* _RECORDS SUPPLIED_
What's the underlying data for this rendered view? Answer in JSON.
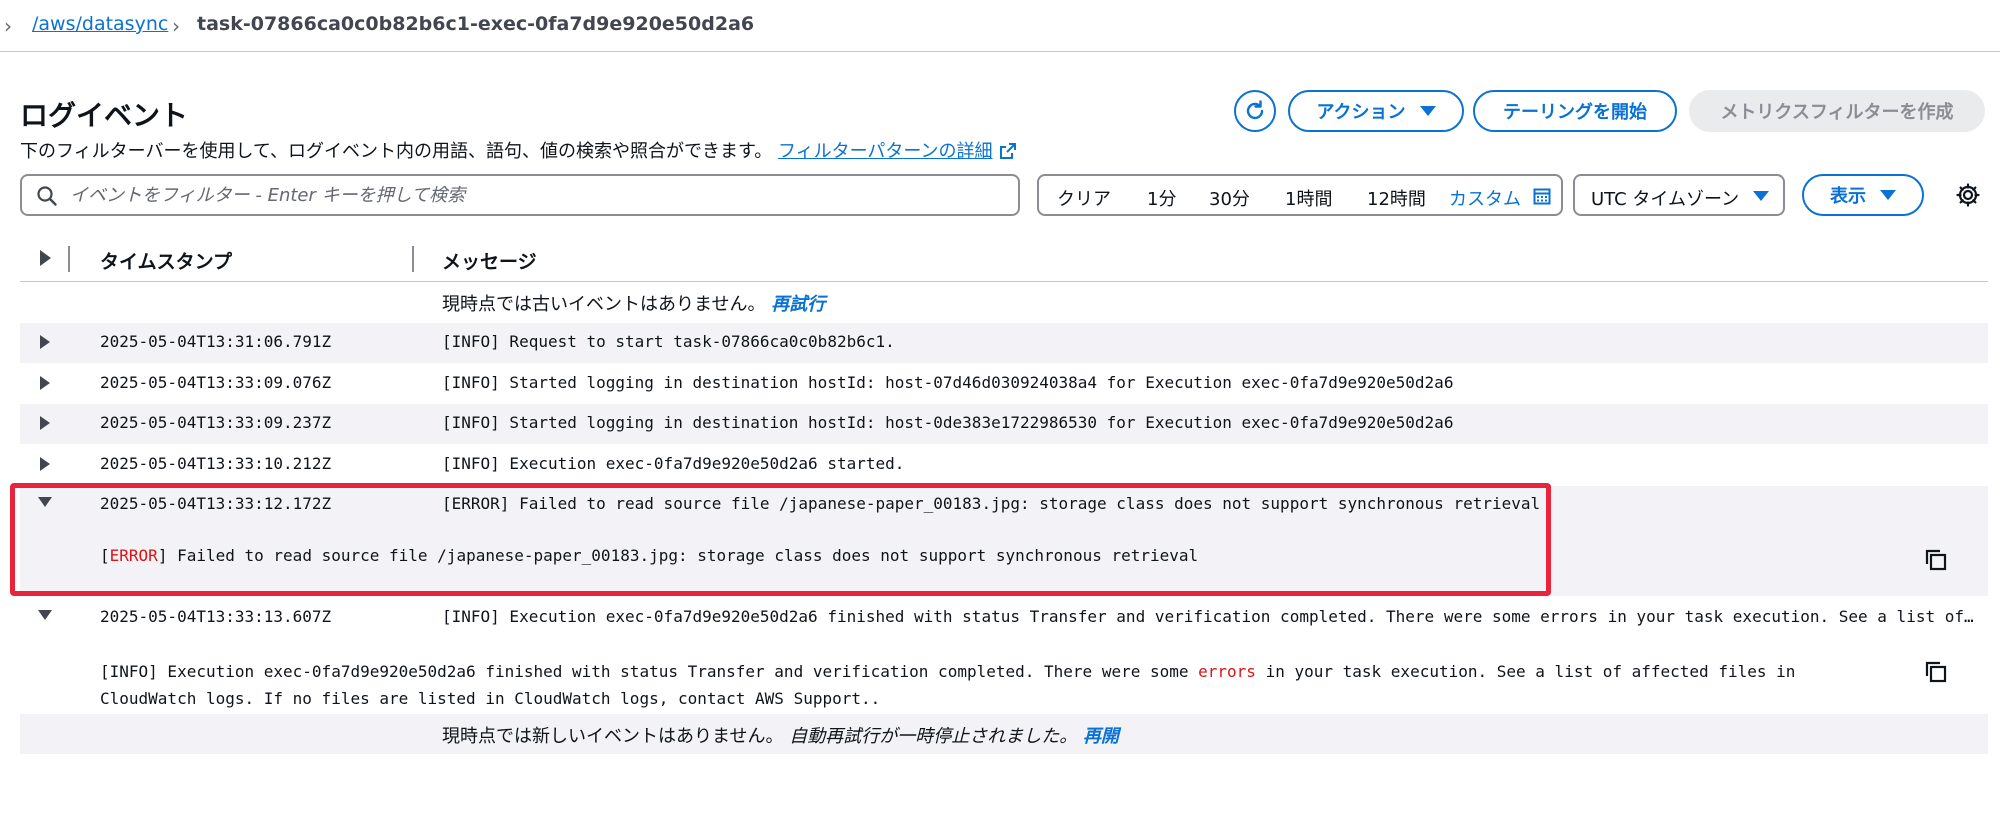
{
  "breadcrumb": {
    "parent": "/aws/datasync",
    "current": "task-07866ca0c0b82b6c1-exec-0fa7d9e920e50d2a6"
  },
  "header": {
    "title": "ログイベント",
    "description": "下のフィルターバーを使用して、ログイベント内の用語、語句、値の検索や照合ができます。",
    "filter_link": "フィルターパターンの詳細"
  },
  "actions": {
    "action_label": "アクション",
    "tail_label": "テーリングを開始",
    "metric_filter_label": "メトリクスフィルターを作成"
  },
  "search": {
    "placeholder": "イベントをフィルター - Enter キーを押して検索",
    "value": ""
  },
  "time_range": {
    "items": [
      "クリア",
      "1分",
      "30分",
      "1時間",
      "12時間",
      "カスタム"
    ],
    "selected": "カスタム"
  },
  "timezone": {
    "label": "UTC タイムゾーン"
  },
  "display": {
    "label": "表示"
  },
  "table": {
    "col_timestamp": "タイムスタンプ",
    "col_message": "メッセージ"
  },
  "notices": {
    "top_text": "現時点では古いイベントはありません。",
    "top_link": "再試行",
    "bottom_text": "現時点では新しいイベントはありません。",
    "bottom_paused": "自動再試行が一時停止されました。",
    "bottom_link": "再開"
  },
  "rows": [
    {
      "timestamp": "2025-05-04T13:31:06.791Z",
      "message": "[INFO] Request to start task-07866ca0c0b82b6c1."
    },
    {
      "timestamp": "2025-05-04T13:33:09.076Z",
      "message": "[INFO] Started logging in destination hostId: host-07d46d030924038a4 for Execution exec-0fa7d9e920e50d2a6"
    },
    {
      "timestamp": "2025-05-04T13:33:09.237Z",
      "message": "[INFO] Started logging in destination hostId: host-0de383e1722986530 for Execution exec-0fa7d9e920e50d2a6"
    },
    {
      "timestamp": "2025-05-04T13:33:10.212Z",
      "message": "[INFO] Execution exec-0fa7d9e920e50d2a6 started."
    },
    {
      "timestamp": "2025-05-04T13:33:12.172Z",
      "message": "[ERROR] Failed to read source file /japanese-paper_00183.jpg: storage class does not support synchronous retrieval"
    },
    {
      "timestamp": "2025-05-04T13:33:13.607Z",
      "message": "[INFO] Execution exec-0fa7d9e920e50d2a6 finished with status Transfer and verification completed. There were some errors in your task execution. See a list of …"
    }
  ],
  "expanded_error": {
    "bracket_open": "[",
    "level": "ERROR",
    "bracket_close": "]",
    "text": " Failed to read source file /japanese-paper_00183.jpg: storage class does not support synchronous retrieval"
  },
  "expanded_info": {
    "before": "[INFO] Execution exec-0fa7d9e920e50d2a6 finished with status Transfer and verification completed. There were some ",
    "highlight": "errors",
    "after": " in your task execution. See a list of affected files in CloudWatch logs. If no files are listed in CloudWatch logs, contact AWS Support.."
  },
  "colors": {
    "link": "#0972d3",
    "error": "#d91515",
    "highlight_box": "#e8243c",
    "row_alt": "#f3f3f7"
  }
}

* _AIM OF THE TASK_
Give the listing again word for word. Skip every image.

* _RESPONSE BELOW_
What's the underlying data for this rendered view? Answer in JSON.
{
  "breadcrumb": {
    "parent": "/aws/datasync",
    "current": "task-07866ca0c0b82b6c1-exec-0fa7d9e920e50d2a6"
  },
  "header": {
    "title": "ログイベント",
    "description": "下のフィルターバーを使用して、ログイベント内の用語、語句、値の検索や照合ができます。",
    "filter_link": "フィルターパターンの詳細"
  },
  "actions": {
    "action_label": "アクション",
    "tail_label": "テーリングを開始",
    "metric_filter_label": "メトリクスフィルターを作成"
  },
  "search": {
    "placeholder": "イベントをフィルター - Enter キーを押して検索",
    "value": ""
  },
  "time_range": {
    "items": [
      "クリア",
      "1分",
      "30分",
      "1時間",
      "12時間",
      "カスタム"
    ],
    "selected": "カスタム"
  },
  "timezone": {
    "label": "UTC タイムゾーン"
  },
  "display": {
    "label": "表示"
  },
  "table": {
    "col_timestamp": "タイムスタンプ",
    "col_message": "メッセージ"
  },
  "notices": {
    "top_text": "現時点では古いイベントはありません。",
    "top_link": "再試行",
    "bottom_text": "現時点では新しいイベントはありません。",
    "bottom_paused": "自動再試行が一時停止されました。",
    "bottom_link": "再開"
  },
  "rows": [
    {
      "timestamp": "2025-05-04T13:31:06.791Z",
      "message": "[INFO] Request to start task-07866ca0c0b82b6c1."
    },
    {
      "timestamp": "2025-05-04T13:33:09.076Z",
      "message": "[INFO] Started logging in destination hostId: host-07d46d030924038a4 for Execution exec-0fa7d9e920e50d2a6"
    },
    {
      "timestamp": "2025-05-04T13:33:09.237Z",
      "message": "[INFO] Started logging in destination hostId: host-0de383e1722986530 for Execution exec-0fa7d9e920e50d2a6"
    },
    {
      "timestamp": "2025-05-04T13:33:10.212Z",
      "message": "[INFO] Execution exec-0fa7d9e920e50d2a6 started."
    },
    {
      "timestamp": "2025-05-04T13:33:12.172Z",
      "message": "[ERROR] Failed to read source file /japanese-paper_00183.jpg: storage class does not support synchronous retrieval"
    },
    {
      "timestamp": "2025-05-04T13:33:13.607Z",
      "message": "[INFO] Execution exec-0fa7d9e920e50d2a6 finished with status Transfer and verification completed. There were some errors in your task execution. See a list of …"
    }
  ],
  "expanded_error": {
    "bracket_open": "[",
    "level": "ERROR",
    "bracket_close": "]",
    "text": " Failed to read source file /japanese-paper_00183.jpg: storage class does not support synchronous retrieval"
  },
  "expanded_info": {
    "before": "[INFO] Execution exec-0fa7d9e920e50d2a6 finished with status Transfer and verification completed. There were some ",
    "highlight": "errors",
    "after": " in your task execution. See a list of affected files in CloudWatch logs. If no files are listed in CloudWatch logs, contact AWS Support.."
  },
  "colors": {
    "link": "#0972d3",
    "error": "#d91515",
    "highlight_box": "#e8243c",
    "row_alt": "#f3f3f7"
  }
}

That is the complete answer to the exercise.